Give me one other person I know I can fall back on, though, one person who will be quite happy to include me in whatever they are doing, and I am perfectly at ease. One person skulking in a corner looks like a loser. Two people are no doubt having an engrossing tete-a-tete. Standing at the edge of a circle of conversing strangers looks impertinent; stand at the edge of a circle where you are accompanying one of the conversants and you can be attractively attentive.
Getting married, of course, supplied me with a perpetual friendly person for most events. (Even ladies' events, since I got a mother-in-law with the deal.) But it still left me rather bereft for the ordinary day things: trying out a new store or visiting the library or park.
But now, I have children! Friends who are not only willing, but positively required to stick close by my side as I go in and out and do this and that. Someone to look at things with me; someone to discuss things afterwards. Someone to make me always look like I'm profitably occupied even in a crowd of strangers. (It's amazing how much easier a family reunion of the other side of the family is when you have children.)

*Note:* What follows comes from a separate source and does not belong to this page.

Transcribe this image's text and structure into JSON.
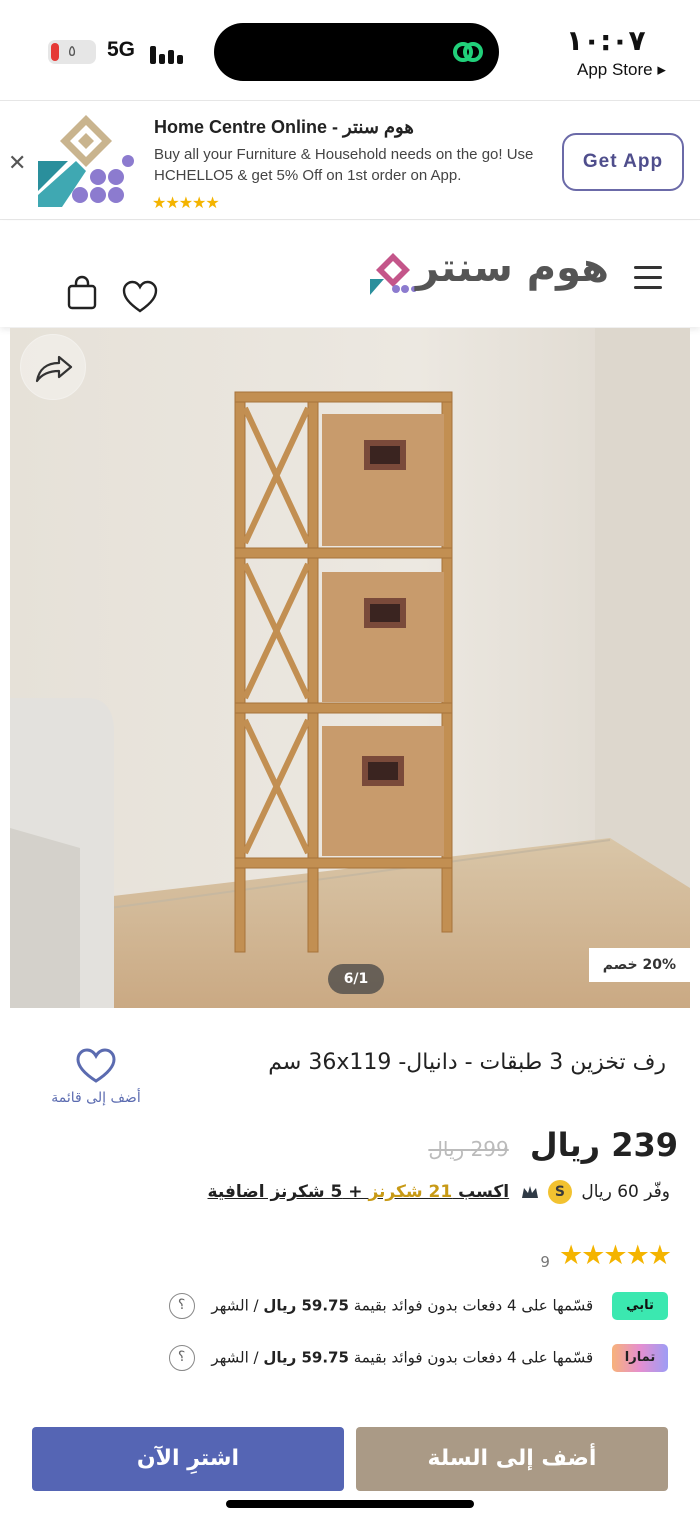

Admittedly, their language skills are yet quite limited, and their lack of finesse at using their legs and the toilet makes them more of a burden than a help at this stage. They will improve with time, though, and before too long they will be able to carry things instead of always needing to be carried, and let me know when I'm about to take the wrong exit, and converse in complete sentences. But even now they are Somebodies, and Somebodies are better than Nobody.